**Work request**:
What is needed is an exact copy of every entry.

**Data for this exercise**:

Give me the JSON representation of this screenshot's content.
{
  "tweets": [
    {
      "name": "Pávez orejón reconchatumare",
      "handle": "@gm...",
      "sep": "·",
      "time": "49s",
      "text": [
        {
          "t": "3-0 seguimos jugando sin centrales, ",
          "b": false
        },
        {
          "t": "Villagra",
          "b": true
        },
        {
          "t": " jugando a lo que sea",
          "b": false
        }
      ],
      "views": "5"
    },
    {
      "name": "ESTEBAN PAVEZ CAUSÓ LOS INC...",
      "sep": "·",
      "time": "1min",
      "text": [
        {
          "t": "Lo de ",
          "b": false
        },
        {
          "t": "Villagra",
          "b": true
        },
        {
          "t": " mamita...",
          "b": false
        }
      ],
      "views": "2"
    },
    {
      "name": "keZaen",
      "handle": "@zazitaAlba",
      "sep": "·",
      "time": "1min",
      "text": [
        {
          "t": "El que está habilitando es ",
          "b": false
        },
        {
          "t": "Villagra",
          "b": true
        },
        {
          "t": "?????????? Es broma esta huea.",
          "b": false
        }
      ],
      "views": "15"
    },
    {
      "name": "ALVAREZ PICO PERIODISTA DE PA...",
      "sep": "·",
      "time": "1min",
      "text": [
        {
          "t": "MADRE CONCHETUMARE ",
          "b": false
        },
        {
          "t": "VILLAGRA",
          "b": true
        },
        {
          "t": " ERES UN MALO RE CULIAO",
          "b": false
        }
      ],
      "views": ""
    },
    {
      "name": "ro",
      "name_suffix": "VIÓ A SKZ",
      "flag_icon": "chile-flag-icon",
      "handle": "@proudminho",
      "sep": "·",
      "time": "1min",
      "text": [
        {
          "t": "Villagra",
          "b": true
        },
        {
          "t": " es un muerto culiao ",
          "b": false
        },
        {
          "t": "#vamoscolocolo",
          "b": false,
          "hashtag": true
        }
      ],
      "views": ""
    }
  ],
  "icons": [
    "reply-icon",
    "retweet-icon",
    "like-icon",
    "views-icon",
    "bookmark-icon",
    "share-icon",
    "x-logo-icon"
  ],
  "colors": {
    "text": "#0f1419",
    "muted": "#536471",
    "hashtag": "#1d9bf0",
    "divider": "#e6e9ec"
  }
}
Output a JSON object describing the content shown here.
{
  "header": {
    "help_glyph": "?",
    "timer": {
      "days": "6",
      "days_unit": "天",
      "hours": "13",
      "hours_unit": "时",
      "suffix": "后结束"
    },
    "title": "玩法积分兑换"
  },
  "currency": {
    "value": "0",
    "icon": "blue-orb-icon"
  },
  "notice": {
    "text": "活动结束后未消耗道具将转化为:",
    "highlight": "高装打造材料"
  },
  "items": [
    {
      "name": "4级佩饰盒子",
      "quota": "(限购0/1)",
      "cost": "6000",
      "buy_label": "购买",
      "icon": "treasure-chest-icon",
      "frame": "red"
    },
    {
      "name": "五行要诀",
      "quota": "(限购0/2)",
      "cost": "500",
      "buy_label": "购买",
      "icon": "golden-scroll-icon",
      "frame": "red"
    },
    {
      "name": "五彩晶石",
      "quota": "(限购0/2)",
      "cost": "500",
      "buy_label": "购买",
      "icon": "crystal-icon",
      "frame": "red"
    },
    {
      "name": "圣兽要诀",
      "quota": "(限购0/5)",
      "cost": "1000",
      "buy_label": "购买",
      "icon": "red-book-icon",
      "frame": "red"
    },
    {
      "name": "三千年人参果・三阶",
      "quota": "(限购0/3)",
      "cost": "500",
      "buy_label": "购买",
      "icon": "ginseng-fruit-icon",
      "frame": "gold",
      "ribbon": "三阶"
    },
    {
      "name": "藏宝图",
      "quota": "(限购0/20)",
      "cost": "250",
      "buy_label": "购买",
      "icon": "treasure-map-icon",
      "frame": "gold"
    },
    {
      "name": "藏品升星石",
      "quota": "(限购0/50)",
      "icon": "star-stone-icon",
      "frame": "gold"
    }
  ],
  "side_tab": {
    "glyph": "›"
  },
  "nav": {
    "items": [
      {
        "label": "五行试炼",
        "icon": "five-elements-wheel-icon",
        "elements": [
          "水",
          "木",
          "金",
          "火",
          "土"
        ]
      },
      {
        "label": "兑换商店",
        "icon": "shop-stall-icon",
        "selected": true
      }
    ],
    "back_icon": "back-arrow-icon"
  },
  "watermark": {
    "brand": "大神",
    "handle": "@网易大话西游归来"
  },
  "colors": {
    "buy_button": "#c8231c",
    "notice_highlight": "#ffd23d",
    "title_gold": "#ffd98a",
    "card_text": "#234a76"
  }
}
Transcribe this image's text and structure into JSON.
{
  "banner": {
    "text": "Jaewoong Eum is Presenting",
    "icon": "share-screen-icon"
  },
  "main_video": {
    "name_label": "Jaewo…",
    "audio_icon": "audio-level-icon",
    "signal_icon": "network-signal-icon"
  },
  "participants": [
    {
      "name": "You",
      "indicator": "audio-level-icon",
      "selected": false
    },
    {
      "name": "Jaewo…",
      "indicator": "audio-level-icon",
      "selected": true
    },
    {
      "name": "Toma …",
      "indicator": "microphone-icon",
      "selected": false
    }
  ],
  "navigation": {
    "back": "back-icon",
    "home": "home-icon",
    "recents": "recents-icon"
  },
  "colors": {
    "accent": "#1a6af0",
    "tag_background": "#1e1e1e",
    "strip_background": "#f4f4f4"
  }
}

**Written answer**:
Give me the JSON representation of this screenshot's content.
{
  "tweets": [
    {
      "name": "Pávez orejón reconchatumare",
      "handle": "@gm...",
      "sep": "·",
      "time": "49s",
      "text": [
        {
          "t": "3-0 seguimos jugando sin centrales, ",
          "b": false
        },
        {
          "t": "Villagra",
          "b": true
        },
        {
          "t": " jugando a lo que sea",
          "b": false
        }
      ],
      "views": "5"
    },
    {
      "name": "ESTEBAN PAVEZ CAUSÓ LOS INC...",
      "sep": "·",
      "time": "1min",
      "text": [
        {
          "t": "Lo de ",
          "b": false
        },
        {
          "t": "Villagra",
          "b": true
        },
        {
          "t": " mamita...",
          "b": false
        }
      ],
      "views": "2"
    },
    {
      "name": "keZaen",
      "handle": "@zazitaAlba",
      "sep": "·",
      "time": "1min",
      "text": [
        {
          "t": "El que está habilitando es ",
          "b": false
        },
        {
          "t": "Villagra",
          "b": true
        },
        {
          "t": "?????????? Es broma esta huea.",
          "b": false
        }
      ],
      "views": "15"
    },
    {
      "name": "ALVAREZ PICO PERIODISTA DE PA...",
      "sep": "·",
      "time": "1min",
      "text": [
        {
          "t": "MADRE CONCHETUMARE ",
          "b": false
        },
        {
          "t": "VILLAGRA",
          "b": true
        },
        {
          "t": " ERES UN MALO RE CULIAO",
          "b": false
        }
      ],
      "views": ""
    },
    {
      "name": "ro",
      "name_suffix": "VIÓ A SKZ",
      "flag_icon": "chile-flag-icon",
      "handle": "@proudminho",
      "sep": "·",
      "time": "1min",
      "text": [
        {
          "t": "Villagra",
          "b": true
        },
        {
          "t": " es un muerto culiao ",
          "b": false
        },
        {
          "t": "#vamoscolocolo",
          "b": false,
          "hashtag": true
        }
      ],
      "views": ""
    }
  ],
  "icons": [
    "reply-icon",
    "retweet-icon",
    "like-icon",
    "views-icon",
    "bookmark-icon",
    "share-icon",
    "x-logo-icon"
  ],
  "colors": {
    "text": "#0f1419",
    "muted": "#536471",
    "hashtag": "#1d9bf0",
    "divider": "#e6e9ec"
  }
}
Output a JSON object describing the content shown here.
{
  "header": {
    "help_glyph": "?",
    "timer": {
      "days": "6",
      "days_unit": "天",
      "hours": "13",
      "hours_unit": "时",
      "suffix": "后结束"
    },
    "title": "玩法积分兑换"
  },
  "currency": {
    "value": "0",
    "icon": "blue-orb-icon"
  },
  "notice": {
    "text": "活动结束后未消耗道具将转化为:",
    "highlight": "高装打造材料"
  },
  "items": [
    {
      "name": "4级佩饰盒子",
      "quota": "(限购0/1)",
      "cost": "6000",
      "buy_label": "购买",
      "icon": "treasure-chest-icon",
      "frame": "red"
    },
    {
      "name": "五行要诀",
      "quota": "(限购0/2)",
      "cost": "500",
      "buy_label": "购买",
      "icon": "golden-scroll-icon",
      "frame": "red"
    },
    {
      "name": "五彩晶石",
      "quota": "(限购0/2)",
      "cost": "500",
      "buy_label": "购买",
      "icon": "crystal-icon",
      "frame": "red"
    },
    {
      "name": "圣兽要诀",
      "quota": "(限购0/5)",
      "cost": "1000",
      "buy_label": "购买",
      "icon": "red-book-icon",
      "frame": "red"
    },
    {
      "name": "三千年人参果・三阶",
      "quota": "(限购0/3)",
      "cost": "500",
      "buy_label": "购买",
      "icon": "ginseng-fruit-icon",
      "frame": "gold",
      "ribbon": "三阶"
    },
    {
      "name": "藏宝图",
      "quota": "(限购0/20)",
      "cost": "250",
      "buy_label": "购买",
      "icon": "treasure-map-icon",
      "frame": "gold"
    },
    {
      "name": "藏品升星石",
      "quota": "(限购0/50)",
      "icon": "star-stone-icon",
      "frame": "gold"
    }
  ],
  "side_tab": {
    "glyph": "›"
  },
  "nav": {
    "items": [
      {
        "label": "五行试炼",
        "icon": "five-elements-wheel-icon",
        "elements": [
          "水",
          "木",
          "金",
          "火",
          "土"
        ]
      },
      {
        "label": "兑换商店",
        "icon": "shop-stall-icon",
        "selected": true
      }
    ],
    "back_icon": "back-arrow-icon"
  },
  "watermark": {
    "brand": "大神",
    "handle": "@网易大话西游归来"
  },
  "colors": {
    "buy_button": "#c8231c",
    "notice_highlight": "#ffd23d",
    "title_gold": "#ffd98a",
    "card_text": "#234a76"
  }
}
Transcribe this image's text and structure into JSON.
{
  "banner": {
    "text": "Jaewoong Eum is Presenting",
    "icon": "share-screen-icon"
  },
  "main_video": {
    "name_label": "Jaewo…",
    "audio_icon": "audio-level-icon",
    "signal_icon": "network-signal-icon"
  },
  "participants": [
    {
      "name": "You",
      "indicator": "audio-level-icon",
      "selected": false
    },
    {
      "name": "Jaewo…",
      "indicator": "audio-level-icon",
      "selected": true
    },
    {
      "name": "Toma …",
      "indicator": "microphone-icon",
      "selected": false
    }
  ],
  "navigation": {
    "back": "back-icon",
    "home": "home-icon",
    "recents": "recents-icon"
  },
  "colors": {
    "accent": "#1a6af0",
    "tag_background": "#1e1e1e",
    "strip_background": "#f4f4f4"
  }
}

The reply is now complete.